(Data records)

- - -

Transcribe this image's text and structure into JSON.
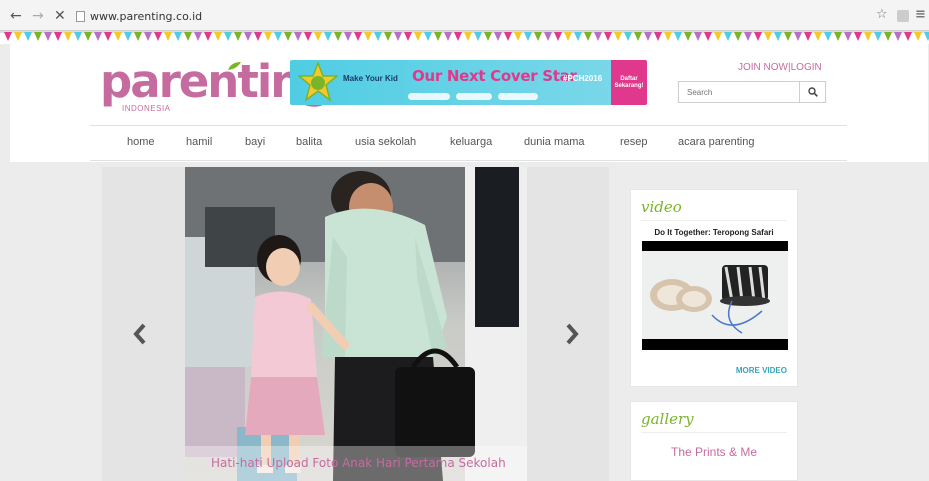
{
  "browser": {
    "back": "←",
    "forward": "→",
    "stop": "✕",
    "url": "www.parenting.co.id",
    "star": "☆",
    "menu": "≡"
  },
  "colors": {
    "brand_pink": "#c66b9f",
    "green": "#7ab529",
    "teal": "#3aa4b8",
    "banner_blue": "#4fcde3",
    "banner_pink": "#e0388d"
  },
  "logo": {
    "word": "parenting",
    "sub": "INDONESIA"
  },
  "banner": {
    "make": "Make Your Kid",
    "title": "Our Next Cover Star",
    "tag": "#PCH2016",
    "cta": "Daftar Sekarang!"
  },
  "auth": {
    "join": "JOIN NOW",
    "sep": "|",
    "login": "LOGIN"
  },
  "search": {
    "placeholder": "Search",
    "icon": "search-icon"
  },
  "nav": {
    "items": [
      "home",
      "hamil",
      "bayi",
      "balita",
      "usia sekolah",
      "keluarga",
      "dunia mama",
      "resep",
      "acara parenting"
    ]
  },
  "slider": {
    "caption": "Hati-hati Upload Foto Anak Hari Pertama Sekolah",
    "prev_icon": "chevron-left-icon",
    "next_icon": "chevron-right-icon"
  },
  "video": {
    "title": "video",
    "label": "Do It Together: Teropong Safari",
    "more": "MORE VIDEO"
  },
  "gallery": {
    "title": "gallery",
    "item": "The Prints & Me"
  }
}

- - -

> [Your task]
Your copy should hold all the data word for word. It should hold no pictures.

> [Worked solution]
Transcribe this image's text and structure into JSON.
{
  "browser": {
    "back": "←",
    "forward": "→",
    "stop": "✕",
    "url": "www.parenting.co.id",
    "star": "☆",
    "menu": "≡"
  },
  "colors": {
    "brand_pink": "#c66b9f",
    "green": "#7ab529",
    "teal": "#3aa4b8",
    "banner_blue": "#4fcde3",
    "banner_pink": "#e0388d"
  },
  "logo": {
    "word": "parenting",
    "sub": "INDONESIA"
  },
  "banner": {
    "make": "Make Your Kid",
    "title": "Our Next Cover Star",
    "tag": "#PCH2016",
    "cta": "Daftar Sekarang!"
  },
  "auth": {
    "join": "JOIN NOW",
    "sep": "|",
    "login": "LOGIN"
  },
  "search": {
    "placeholder": "Search",
    "icon": "search-icon"
  },
  "nav": {
    "items": [
      "home",
      "hamil",
      "bayi",
      "balita",
      "usia sekolah",
      "keluarga",
      "dunia mama",
      "resep",
      "acara parenting"
    ]
  },
  "slider": {
    "caption": "Hati-hati Upload Foto Anak Hari Pertama Sekolah",
    "prev_icon": "chevron-left-icon",
    "next_icon": "chevron-right-icon"
  },
  "video": {
    "title": "video",
    "label": "Do It Together: Teropong Safari",
    "more": "MORE VIDEO"
  },
  "gallery": {
    "title": "gallery",
    "item": "The Prints & Me"
  }
}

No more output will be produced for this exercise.